I first heard at 8am on Monday morning. My girlfriend phoned me from her car and just blurted it out – ‘Bowie’s dead!’ Like most people I was shocked – ‘but he only released a new album on Friday!’ was my instant reaction. I thought that he had a few years left in him, maybe a couple more records, who knows? The rest of the day was spent feeling numb, fumbling through, accomplishing my tasks as best I could with this news at the forefront of my mind.
It’s not a tragedy. He was 69, for God’s sake! He had cancer. Many of my friends, many of your friends will die of cancer before that age and won’t have achieved a fraction of the things or lived the life that Bowie did. I never met him. I only saw him play live once, at Glastonbury in 2000. So why did I feel (like so many others on Monday) on the verge of tears all day? Why do I feel a sense of profound loss?
It’s not just the music. Nor what he represented or inspired in me. I think part of the collective grief over his passing is the fact that it reminds us how an entire era, a way of life is gradually slipping away from us. Bowie was one of the handful of artists that changed popular culture forever. He is a transformational figure in the same way that Elvis and The Beatles were. And there aren’t too many of them left. Dylan will be afforded the same reverence when he goes, McCartney, Jagger and Richards too. But they’re all elderly. Madonna is (arguably) the last to have changed music as profoundly and even she is 57. At some point soon in the next few decades all these icons will have departed this life.
Rock n’ roll is perhaps at the same stage today as cinema was in the 1970s. From my childhood I remember many of the stars of the so-called Golden Age of Hollywood appear in their dotage on Parkinson. They sat down, told their stories and then one by one their deaths were announced on the evening news. Films were still made, people still went to the cinema, but the romance that had cohered around the medium went with them. Music increasingly feels the same way. Over the last couple of days I’ve heard a few people ask forlornly ‘where are the Bowies of today?’ But there will never be another figure that has the impact of a Bowie, a Dylan or a Madonna. They shaped the terrain, opened up the space that today’s artists perform, that all of us live in. It’s highly unlikely that any of today’s Division One stars will be venerated the same way when it’s their turn to go. The difference between (to pick a name at random) Ed Sheeran and Bowie is akin to that between Ray Mears and Magellan.
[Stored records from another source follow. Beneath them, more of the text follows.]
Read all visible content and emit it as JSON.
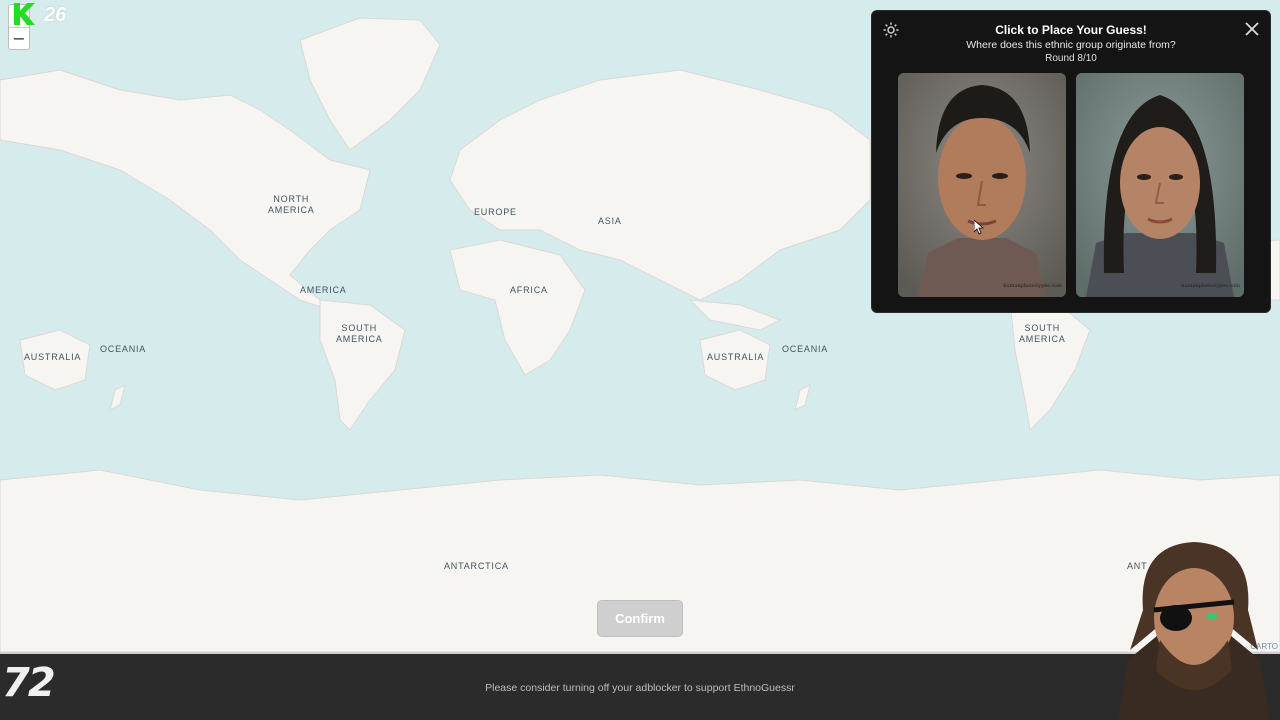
{
  "app": {
    "streak_count": "26",
    "zoom_in": "+",
    "zoom_out": "−"
  },
  "map": {
    "labels": {
      "north_america": "NORTH\nAMERICA",
      "america": "AMERICA",
      "south_america_left": "SOUTH\nAMERICA",
      "europe": "EUROPE",
      "asia": "ASIA",
      "africa": "AFRICA",
      "australia_left": "AUSTRALIA",
      "oceania_left": "OCEANIA",
      "australia_right": "AUSTRALIA",
      "oceania_right": "OCEANIA",
      "south_america_right": "SOUTH\nAMERICA",
      "antarctica": "ANTARCTICA",
      "antarctica_right_partial": "ANT"
    },
    "attribution": "CARTO"
  },
  "panel": {
    "title": "Click to Place Your Guess!",
    "question": "Where does this ethnic group originate from?",
    "round": "Round 8/10",
    "photos": [
      {
        "watermark": "humanphenotypes.com"
      },
      {
        "watermark": "humanphenotypes.com"
      }
    ]
  },
  "confirm_label": "Confirm",
  "footer": {
    "message": "Please consider turning off your adblocker to support EthnoGuessr",
    "badge": "72"
  },
  "colors": {
    "ocean": "#d6ecec",
    "land": "#f6f5f1",
    "panel_bg": "#141414",
    "streak_green": "#22dd22",
    "footer_bg": "#2b2b2b"
  }
}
Quite simply, you can’t circumnavigate the globe for the first time twice.
The heroic age of popular music is almost over and soon all we will have left are stories and battered old CDs to pass on to our children. That’s why I’m sad.